In what has been labelled as a step to encourage those from poorer backgrounds to attempt to attain places at highly ranked universities; it seems to me that the Conservative Government are effectively saying congratulations for achieving something that has been made considerably easier for the wealthy.
The tenacity and forthrightness of Amnesty's founding members is truly remarkable and admirable. These were ordinary people with ordinary jobs, who appointed themselves as moonlighting human rights defenders. They picked up their pens and wrote to heads of state, demanding that they release prisoners.
It is striking just how similar Descartes' theory on 'reflex' is to Pavlov's theory of 'conditioning'. Just as in Pavlov's conditioning experiment, performed two hundred and seventy one years after Descartes' letter outlines his theory of 'reflex', the two stimuli necessary for conditioning, the conditioned and unconditioned stimuli, are paired causing the 'planned conditional response'.
One thing is for sure - saying thank you is a nice thing to do. It makes you feel good, and makes the receiver feel valued. We may not subscribe to the hand written parchments of old, with ruler straight lines and wafty words of gratitude penned from inky quills, but we do still subscribe to basics of liking to give and liking to be thanked.
When I imagine my own kids one day going through my "box" of memories I realise that there is no box. Even my inbox they won't have access to. Emails have replaced letters, pictures on facebook have replaced photographs, iTunes downloads have replaced CDs which in turn have replaced tapes and records - and then there's the Kindle.
An alarming majority of people now eschew sending written thanks to their nearest and dearest who have spent their hard earned money on presents. Some will half-heartedly try to express their thanks by sending a thank you text or email.

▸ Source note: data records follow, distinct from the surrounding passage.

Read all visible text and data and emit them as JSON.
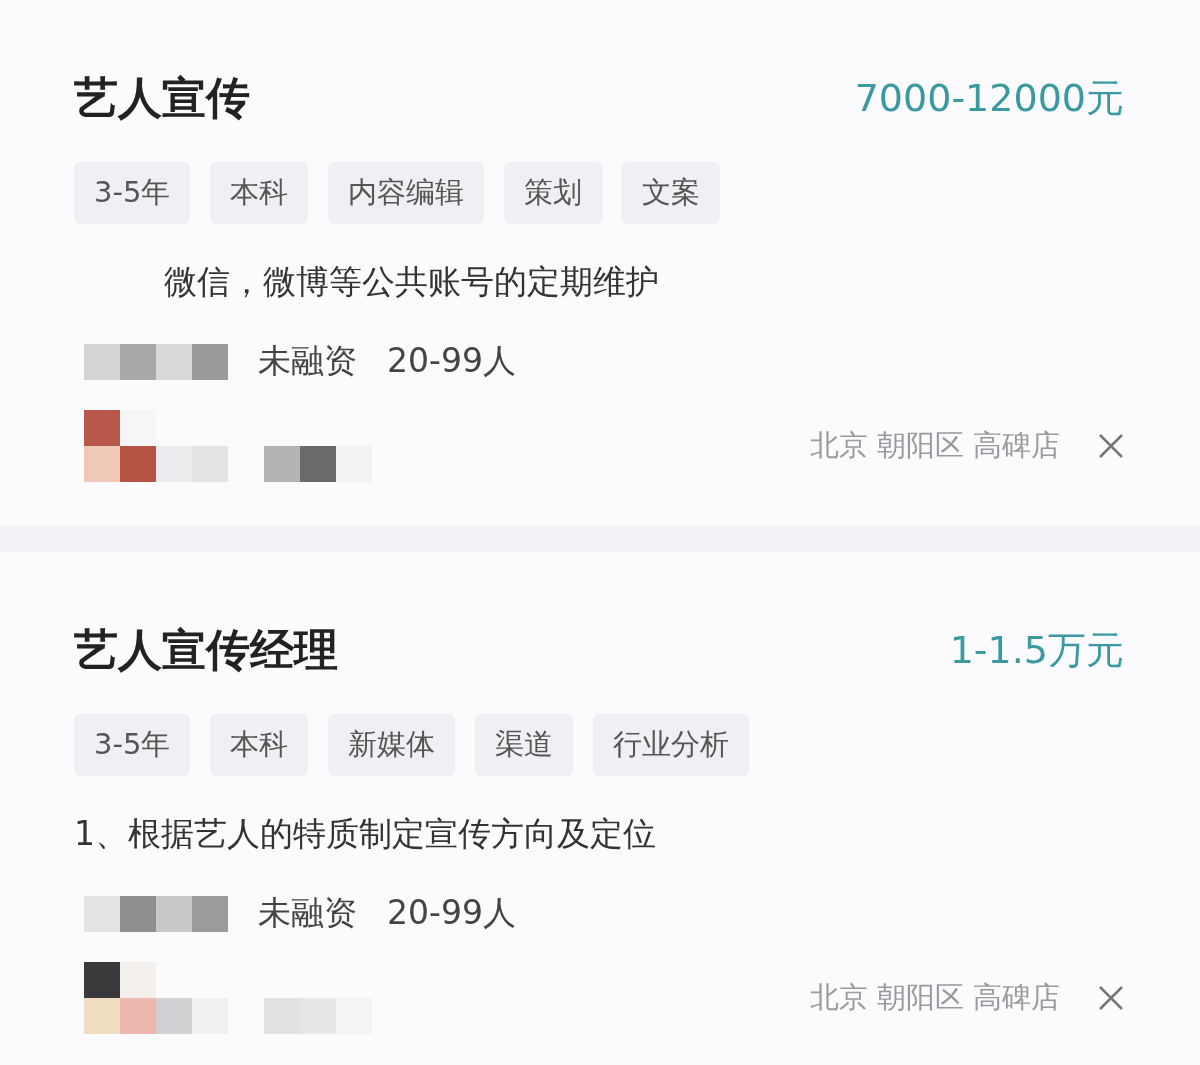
{
  "jobs": [
    {
      "title": "艺人宣传",
      "salary": "7000-12000元",
      "tags": [
        "3-5年",
        "本科",
        "内容编辑",
        "策划",
        "文案"
      ],
      "description": "微信，微博等公共账号的定期维护",
      "indented": true,
      "funding": "未融资",
      "size": "20-99人",
      "location": "北京 朝阳区 高碑店"
    },
    {
      "title": "艺人宣传经理",
      "salary": "1-1.5万元",
      "tags": [
        "3-5年",
        "本科",
        "新媒体",
        "渠道",
        "行业分析"
      ],
      "description": "1、根据艺人的特质制定宣传方向及定位",
      "indented": false,
      "funding": "未融资",
      "size": "20-99人",
      "location": "北京 朝阳区 高碑店"
    }
  ]
}
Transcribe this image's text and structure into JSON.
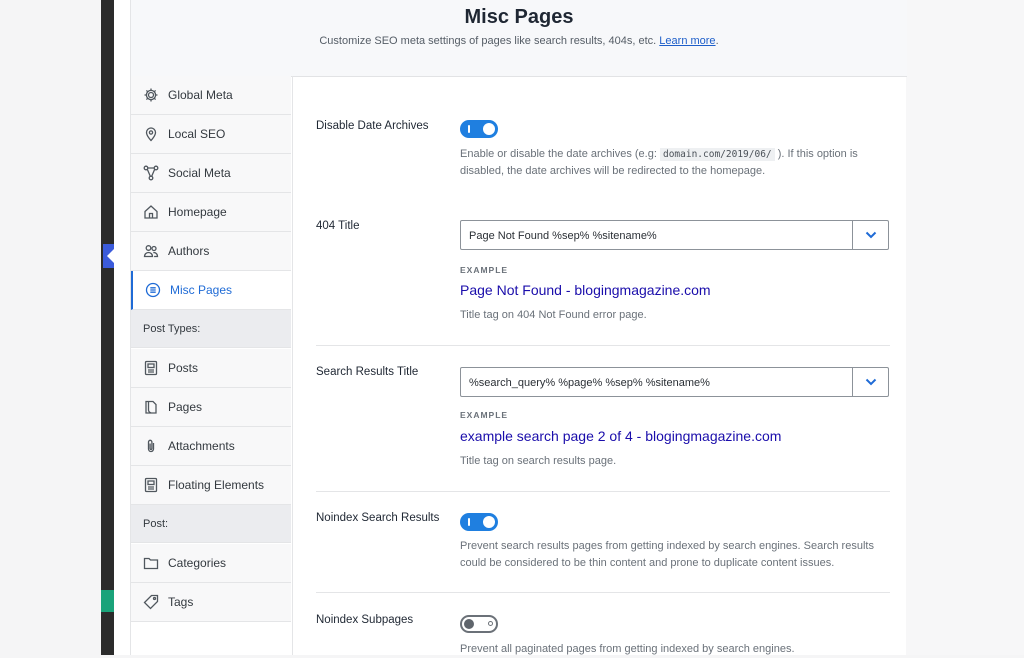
{
  "header": {
    "title": "Misc Pages",
    "subtitle": "Customize SEO meta settings of pages like search results, 404s, etc.",
    "learn_more": "Learn more",
    "period": "."
  },
  "sidebar": {
    "items": [
      {
        "label": "Global Meta",
        "icon": "gear-icon"
      },
      {
        "label": "Local SEO",
        "icon": "location-pin-icon"
      },
      {
        "label": "Social Meta",
        "icon": "share-nodes-icon"
      },
      {
        "label": "Homepage",
        "icon": "home-icon"
      },
      {
        "label": "Authors",
        "icon": "users-icon"
      },
      {
        "label": "Misc Pages",
        "icon": "list-circle-icon",
        "active": true
      }
    ],
    "post_types_heading": "Post Types:",
    "post_types": [
      {
        "label": "Posts",
        "icon": "document-icon"
      },
      {
        "label": "Pages",
        "icon": "page-icon"
      },
      {
        "label": "Attachments",
        "icon": "paperclip-icon"
      },
      {
        "label": "Floating Elements",
        "icon": "document-icon"
      }
    ],
    "post_heading": "Post:",
    "post": [
      {
        "label": "Categories",
        "icon": "folder-icon"
      },
      {
        "label": "Tags",
        "icon": "tag-icon"
      }
    ]
  },
  "settings": {
    "date_archives": {
      "label": "Disable Date Archives",
      "enabled": true,
      "desc_before": "Enable or disable the date archives (e.g: ",
      "desc_code": "domain.com/2019/06/",
      "desc_after": " ). If this option is disabled, the date archives will be redirected to the homepage."
    },
    "title_404": {
      "label": "404 Title",
      "value": "Page Not Found %sep% %sitename%",
      "example_label": "EXAMPLE",
      "example": "Page Not Found - blogingmagazine.com",
      "help": "Title tag on 404 Not Found error page."
    },
    "search_title": {
      "label": "Search Results Title",
      "value": "%search_query% %page% %sep% %sitename%",
      "example_label": "EXAMPLE",
      "example": "example search page 2 of 4 - blogingmagazine.com",
      "help": "Title tag on search results page."
    },
    "noindex_search": {
      "label": "Noindex Search Results",
      "enabled": true,
      "desc": "Prevent search results pages from getting indexed by search engines. Search results could be considered to be thin content and prone to duplicate content issues."
    },
    "noindex_subpages": {
      "label": "Noindex Subpages",
      "enabled": false,
      "desc": "Prevent all paginated pages from getting indexed by search engines."
    }
  },
  "colors": {
    "accent": "#1f7fe0",
    "example_link": "#1a0dab",
    "active_nav": "#1f6bd6"
  }
}
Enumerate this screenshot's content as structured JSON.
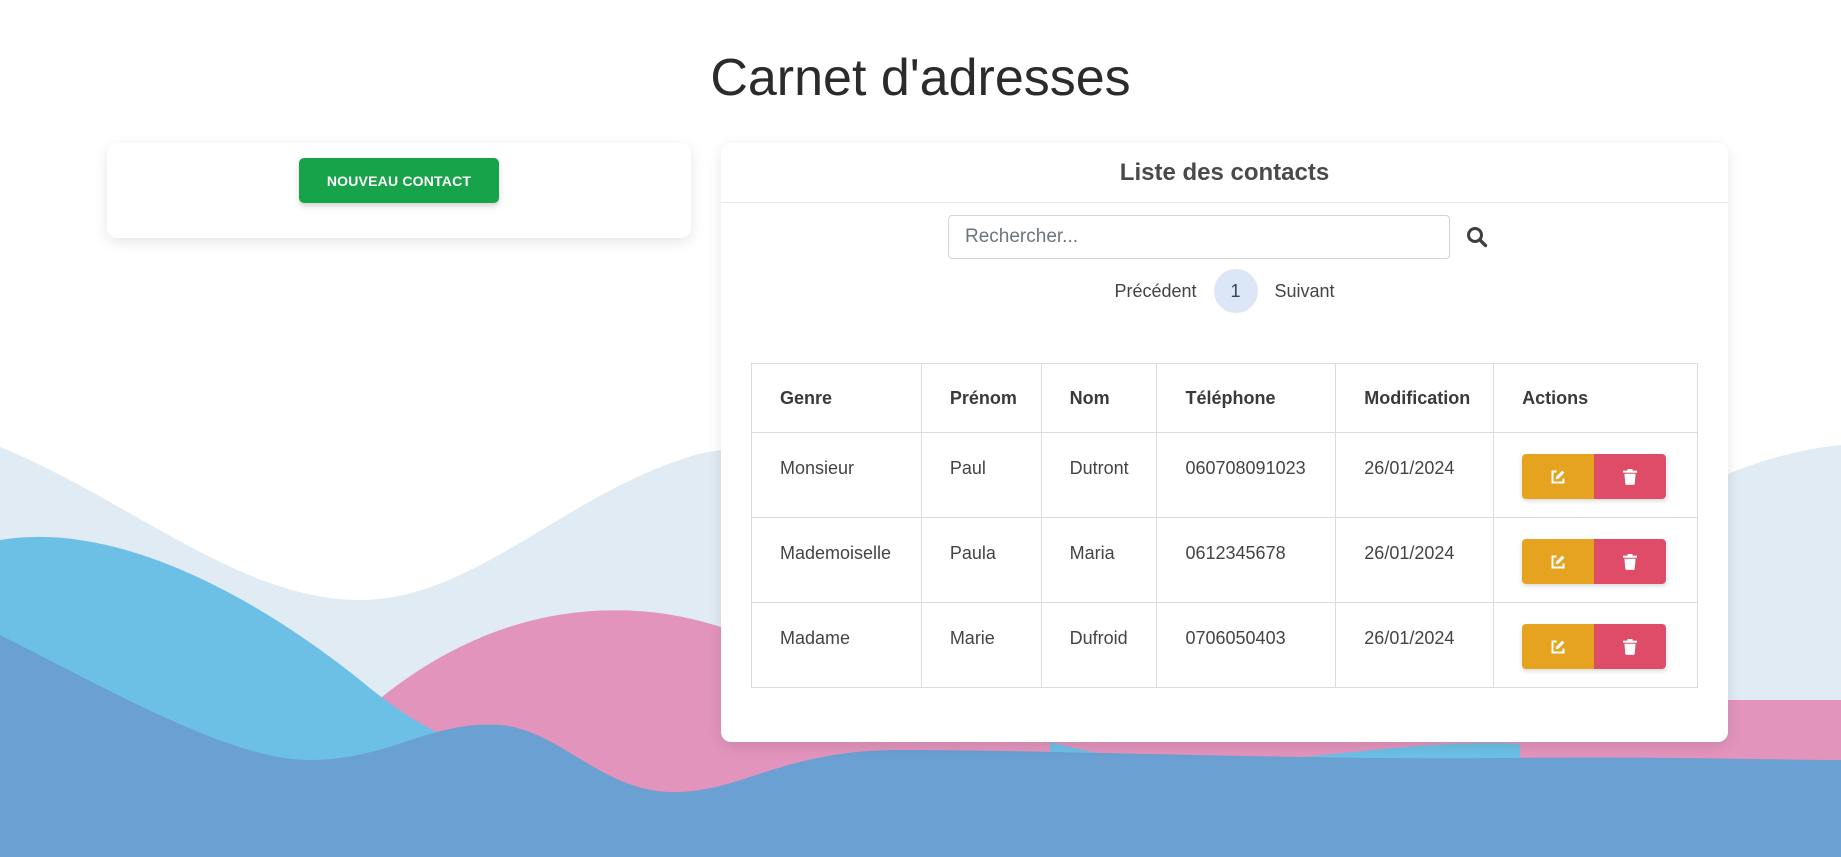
{
  "header": {
    "title": "Carnet d'adresses"
  },
  "sidebar": {
    "new_contact_label": "NOUVEAU CONTACT"
  },
  "contacts": {
    "title": "Liste des contacts",
    "search": {
      "placeholder": "Rechercher...",
      "value": "",
      "icon": "search-icon"
    },
    "pagination": {
      "previous": "Précédent",
      "current_page": "1",
      "next": "Suivant"
    },
    "columns": [
      "Genre",
      "Prénom",
      "Nom",
      "Téléphone",
      "Modification",
      "Actions"
    ],
    "rows": [
      {
        "genre": "Monsieur",
        "prenom": "Paul",
        "nom": "Dutront",
        "telephone": "060708091023",
        "modification": "26/01/2024"
      },
      {
        "genre": "Mademoiselle",
        "prenom": "Paula",
        "nom": "Maria",
        "telephone": "0612345678",
        "modification": "26/01/2024"
      },
      {
        "genre": "Madame",
        "prenom": "Marie",
        "nom": "Dufroid",
        "telephone": "0706050403",
        "modification": "26/01/2024"
      }
    ],
    "row_actions": {
      "edit_icon": "edit-icon",
      "delete_icon": "trash-icon"
    }
  },
  "colors": {
    "primary_green": "#17a34a",
    "edit_orange": "#e5a320",
    "delete_red": "#df4c68",
    "wave_light": "#e0ebf3",
    "wave_cyan": "#6cc0e5",
    "wave_pink": "#e294bc",
    "wave_blue": "#6aa0d2"
  }
}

I can't imagine doing such a thing. I am coming out in hives as I write. That said, I suppose they are better than nothing.